LISTED RECORDS –

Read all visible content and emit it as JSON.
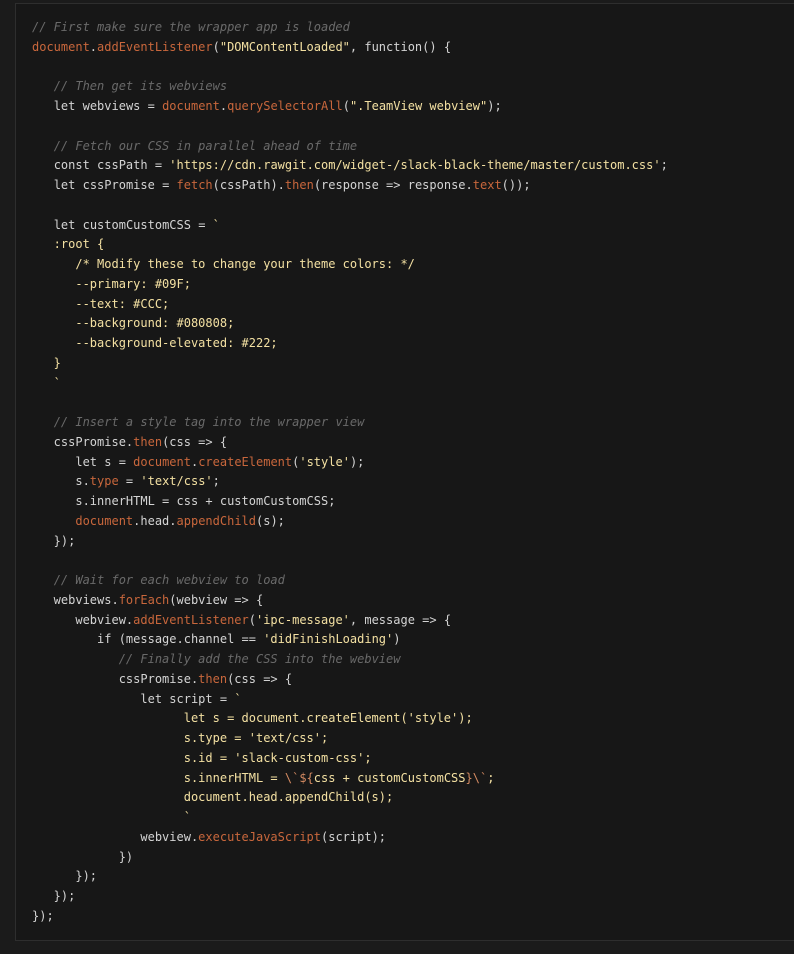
{
  "code_lines": [
    [
      [
        "c",
        "// First make sure the wrapper app is loaded"
      ]
    ],
    [
      [
        "v",
        "document"
      ],
      [
        "p",
        "."
      ],
      [
        "v",
        "addEventListener"
      ],
      [
        "p",
        "("
      ],
      [
        "s",
        "\"DOMContentLoaded\""
      ],
      [
        "p",
        ", "
      ],
      [
        "k",
        "function"
      ],
      [
        "p",
        "() {"
      ]
    ],
    [],
    [
      [
        "n",
        "   "
      ],
      [
        "c",
        "// Then get its webviews"
      ]
    ],
    [
      [
        "n",
        "   "
      ],
      [
        "k",
        "let"
      ],
      [
        "n",
        " webviews = "
      ],
      [
        "v",
        "document"
      ],
      [
        "p",
        "."
      ],
      [
        "v",
        "querySelectorAll"
      ],
      [
        "p",
        "("
      ],
      [
        "s",
        "\".TeamView webview\""
      ],
      [
        "p",
        ");"
      ]
    ],
    [],
    [
      [
        "n",
        "   "
      ],
      [
        "c",
        "// Fetch our CSS in parallel ahead of time"
      ]
    ],
    [
      [
        "n",
        "   "
      ],
      [
        "k",
        "const"
      ],
      [
        "n",
        " cssPath = "
      ],
      [
        "s",
        "'https://cdn.rawgit.com/widget-/slack-black-theme/master/custom.css'"
      ],
      [
        "p",
        ";"
      ]
    ],
    [
      [
        "n",
        "   "
      ],
      [
        "k",
        "let"
      ],
      [
        "n",
        " cssPromise = "
      ],
      [
        "v",
        "fetch"
      ],
      [
        "p",
        "(cssPath)."
      ],
      [
        "v",
        "then"
      ],
      [
        "p",
        "(response => response."
      ],
      [
        "v",
        "text"
      ],
      [
        "p",
        "());"
      ]
    ],
    [],
    [
      [
        "n",
        "   "
      ],
      [
        "k",
        "let"
      ],
      [
        "n",
        " customCustomCSS = "
      ],
      [
        "s",
        "`"
      ]
    ],
    [
      [
        "s",
        "   :root {"
      ]
    ],
    [
      [
        "s",
        "      /* Modify these to change your theme colors: */"
      ]
    ],
    [
      [
        "s",
        "      --primary: #09F;"
      ]
    ],
    [
      [
        "s",
        "      --text: #CCC;"
      ]
    ],
    [
      [
        "s",
        "      --background: #080808;"
      ]
    ],
    [
      [
        "s",
        "      --background-elevated: #222;"
      ]
    ],
    [
      [
        "s",
        "   }"
      ]
    ],
    [
      [
        "s",
        "   `"
      ]
    ],
    [],
    [
      [
        "n",
        "   "
      ],
      [
        "c",
        "// Insert a style tag into the wrapper view"
      ]
    ],
    [
      [
        "n",
        "   cssPromise."
      ],
      [
        "v",
        "then"
      ],
      [
        "p",
        "(css => {"
      ]
    ],
    [
      [
        "n",
        "      "
      ],
      [
        "k",
        "let"
      ],
      [
        "n",
        " s = "
      ],
      [
        "v",
        "document"
      ],
      [
        "p",
        "."
      ],
      [
        "v",
        "createElement"
      ],
      [
        "p",
        "("
      ],
      [
        "s",
        "'style'"
      ],
      [
        "p",
        ");"
      ]
    ],
    [
      [
        "n",
        "      s."
      ],
      [
        "v",
        "type"
      ],
      [
        "n",
        " = "
      ],
      [
        "s",
        "'text/css'"
      ],
      [
        "p",
        ";"
      ]
    ],
    [
      [
        "n",
        "      s.innerHTML = css + customCustomCSS;"
      ]
    ],
    [
      [
        "n",
        "      "
      ],
      [
        "v",
        "document"
      ],
      [
        "p",
        ".head."
      ],
      [
        "v",
        "appendChild"
      ],
      [
        "p",
        "(s);"
      ]
    ],
    [
      [
        "n",
        "   });"
      ]
    ],
    [],
    [
      [
        "n",
        "   "
      ],
      [
        "c",
        "// Wait for each webview to load"
      ]
    ],
    [
      [
        "n",
        "   webviews."
      ],
      [
        "v",
        "forEach"
      ],
      [
        "p",
        "(webview => {"
      ]
    ],
    [
      [
        "n",
        "      webview."
      ],
      [
        "v",
        "addEventListener"
      ],
      [
        "p",
        "("
      ],
      [
        "s",
        "'ipc-message'"
      ],
      [
        "p",
        ", message => {"
      ]
    ],
    [
      [
        "n",
        "         "
      ],
      [
        "k",
        "if"
      ],
      [
        "n",
        " (message.channel == "
      ],
      [
        "s",
        "'didFinishLoading'"
      ],
      [
        "p",
        ")"
      ]
    ],
    [
      [
        "n",
        "            "
      ],
      [
        "c",
        "// Finally add the CSS into the webview"
      ]
    ],
    [
      [
        "n",
        "            cssPromise."
      ],
      [
        "v",
        "then"
      ],
      [
        "p",
        "(css => {"
      ]
    ],
    [
      [
        "n",
        "               "
      ],
      [
        "k",
        "let"
      ],
      [
        "n",
        " script = "
      ],
      [
        "s",
        "`"
      ]
    ],
    [
      [
        "s",
        "                     let s = document.createElement('style');"
      ]
    ],
    [
      [
        "s",
        "                     s.type = 'text/css';"
      ]
    ],
    [
      [
        "s",
        "                     s.id = 'slack-custom-css';"
      ]
    ],
    [
      [
        "s",
        "                     s.innerHTML = "
      ],
      [
        "r",
        "\\`${"
      ],
      [
        "s",
        "css + customCustomCSS"
      ],
      [
        "r",
        "}\\`"
      ],
      [
        "s",
        ";"
      ]
    ],
    [
      [
        "s",
        "                     document.head.appendChild(s);"
      ]
    ],
    [
      [
        "s",
        "                     `"
      ]
    ],
    [
      [
        "n",
        "               webview."
      ],
      [
        "v",
        "executeJavaScript"
      ],
      [
        "p",
        "(script);"
      ]
    ],
    [
      [
        "n",
        "            })"
      ]
    ],
    [
      [
        "n",
        "      });"
      ]
    ],
    [
      [
        "n",
        "   });"
      ]
    ],
    [
      [
        "n",
        "});"
      ]
    ]
  ],
  "colors": {
    "background": "#171717",
    "comment": "#6a6a6a",
    "plain": "#d4d4d4",
    "method": "#c9673c",
    "string": "#f3e0a2"
  }
}
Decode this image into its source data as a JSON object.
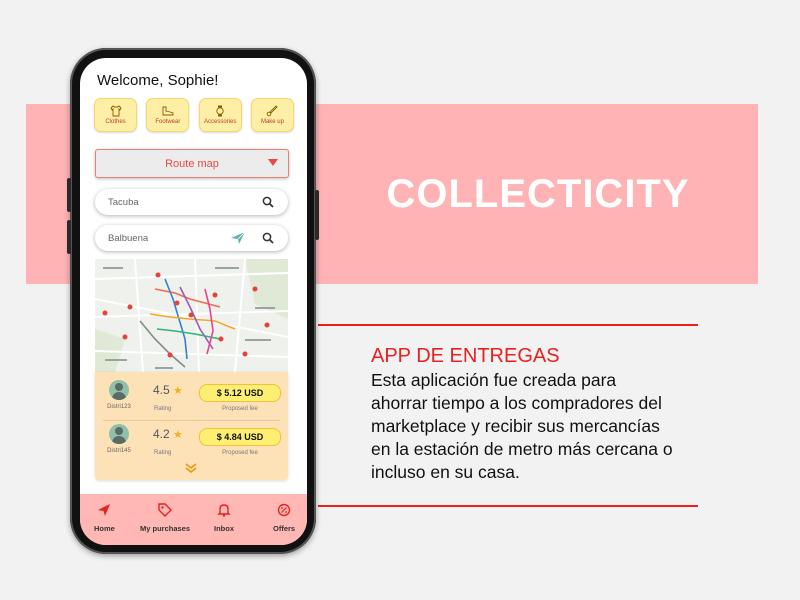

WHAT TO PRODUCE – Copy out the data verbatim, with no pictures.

TASK RESPONSE –
Read all visible content and emit it as JSON.
{
  "code_lines": [
    [
      [
        "c",
        "// First make sure the wrapper app is loaded"
      ]
    ],
    [
      [
        "v",
        "document"
      ],
      [
        "p",
        "."
      ],
      [
        "v",
        "addEventListener"
      ],
      [
        "p",
        "("
      ],
      [
        "s",
        "\"DOMContentLoaded\""
      ],
      [
        "p",
        ", "
      ],
      [
        "k",
        "function"
      ],
      [
        "p",
        "() {"
      ]
    ],
    [],
    [
      [
        "n",
        "   "
      ],
      [
        "c",
        "// Then get its webviews"
      ]
    ],
    [
      [
        "n",
        "   "
      ],
      [
        "k",
        "let"
      ],
      [
        "n",
        " webviews = "
      ],
      [
        "v",
        "document"
      ],
      [
        "p",
        "."
      ],
      [
        "v",
        "querySelectorAll"
      ],
      [
        "p",
        "("
      ],
      [
        "s",
        "\".TeamView webview\""
      ],
      [
        "p",
        ");"
      ]
    ],
    [],
    [
      [
        "n",
        "   "
      ],
      [
        "c",
        "// Fetch our CSS in parallel ahead of time"
      ]
    ],
    [
      [
        "n",
        "   "
      ],
      [
        "k",
        "const"
      ],
      [
        "n",
        " cssPath = "
      ],
      [
        "s",
        "'https://cdn.rawgit.com/widget-/slack-black-theme/master/custom.css'"
      ],
      [
        "p",
        ";"
      ]
    ],
    [
      [
        "n",
        "   "
      ],
      [
        "k",
        "let"
      ],
      [
        "n",
        " cssPromise = "
      ],
      [
        "v",
        "fetch"
      ],
      [
        "p",
        "(cssPath)."
      ],
      [
        "v",
        "then"
      ],
      [
        "p",
        "(response => response."
      ],
      [
        "v",
        "text"
      ],
      [
        "p",
        "());"
      ]
    ],
    [],
    [
      [
        "n",
        "   "
      ],
      [
        "k",
        "let"
      ],
      [
        "n",
        " customCustomCSS = "
      ],
      [
        "s",
        "`"
      ]
    ],
    [
      [
        "s",
        "   :root {"
      ]
    ],
    [
      [
        "s",
        "      /* Modify these to change your theme colors: */"
      ]
    ],
    [
      [
        "s",
        "      --primary: #09F;"
      ]
    ],
    [
      [
        "s",
        "      --text: #CCC;"
      ]
    ],
    [
      [
        "s",
        "      --background: #080808;"
      ]
    ],
    [
      [
        "s",
        "      --background-elevated: #222;"
      ]
    ],
    [
      [
        "s",
        "   }"
      ]
    ],
    [
      [
        "s",
        "   `"
      ]
    ],
    [],
    [
      [
        "n",
        "   "
      ],
      [
        "c",
        "// Insert a style tag into the wrapper view"
      ]
    ],
    [
      [
        "n",
        "   cssPromise."
      ],
      [
        "v",
        "then"
      ],
      [
        "p",
        "(css => {"
      ]
    ],
    [
      [
        "n",
        "      "
      ],
      [
        "k",
        "let"
      ],
      [
        "n",
        " s = "
      ],
      [
        "v",
        "document"
      ],
      [
        "p",
        "."
      ],
      [
        "v",
        "createElement"
      ],
      [
        "p",
        "("
      ],
      [
        "s",
        "'style'"
      ],
      [
        "p",
        ");"
      ]
    ],
    [
      [
        "n",
        "      s."
      ],
      [
        "v",
        "type"
      ],
      [
        "n",
        " = "
      ],
      [
        "s",
        "'text/css'"
      ],
      [
        "p",
        ";"
      ]
    ],
    [
      [
        "n",
        "      s.innerHTML = css + customCustomCSS;"
      ]
    ],
    [
      [
        "n",
        "      "
      ],
      [
        "v",
        "document"
      ],
      [
        "p",
        ".head."
      ],
      [
        "v",
        "appendChild"
      ],
      [
        "p",
        "(s);"
      ]
    ],
    [
      [
        "n",
        "   });"
      ]
    ],
    [],
    [
      [
        "n",
        "   "
      ],
      [
        "c",
        "// Wait for each webview to load"
      ]
    ],
    [
      [
        "n",
        "   webviews."
      ],
      [
        "v",
        "forEach"
      ],
      [
        "p",
        "(webview => {"
      ]
    ],
    [
      [
        "n",
        "      webview."
      ],
      [
        "v",
        "addEventListener"
      ],
      [
        "p",
        "("
      ],
      [
        "s",
        "'ipc-message'"
      ],
      [
        "p",
        ", message => {"
      ]
    ],
    [
      [
        "n",
        "         "
      ],
      [
        "k",
        "if"
      ],
      [
        "n",
        " (message.channel == "
      ],
      [
        "s",
        "'didFinishLoading'"
      ],
      [
        "p",
        ")"
      ]
    ],
    [
      [
        "n",
        "            "
      ],
      [
        "c",
        "// Finally add the CSS into the webview"
      ]
    ],
    [
      [
        "n",
        "            cssPromise."
      ],
      [
        "v",
        "then"
      ],
      [
        "p",
        "(css => {"
      ]
    ],
    [
      [
        "n",
        "               "
      ],
      [
        "k",
        "let"
      ],
      [
        "n",
        " script = "
      ],
      [
        "s",
        "`"
      ]
    ],
    [
      [
        "s",
        "                     let s = document.createElement('style');"
      ]
    ],
    [
      [
        "s",
        "                     s.type = 'text/css';"
      ]
    ],
    [
      [
        "s",
        "                     s.id = 'slack-custom-css';"
      ]
    ],
    [
      [
        "s",
        "                     s.innerHTML = "
      ],
      [
        "r",
        "\\`${"
      ],
      [
        "s",
        "css + customCustomCSS"
      ],
      [
        "r",
        "}\\`"
      ],
      [
        "s",
        ";"
      ]
    ],
    [
      [
        "s",
        "                     document.head.appendChild(s);"
      ]
    ],
    [
      [
        "s",
        "                     `"
      ]
    ],
    [
      [
        "n",
        "               webview."
      ],
      [
        "v",
        "executeJavaScript"
      ],
      [
        "p",
        "(script);"
      ]
    ],
    [
      [
        "n",
        "            })"
      ]
    ],
    [
      [
        "n",
        "      });"
      ]
    ],
    [
      [
        "n",
        "   });"
      ]
    ],
    [
      [
        "n",
        "});"
      ]
    ]
  ],
  "colors": {
    "background": "#171717",
    "comment": "#6a6a6a",
    "plain": "#d4d4d4",
    "method": "#c9673c",
    "string": "#f3e0a2"
  }
}
Decode this image into its source data as a JSON object.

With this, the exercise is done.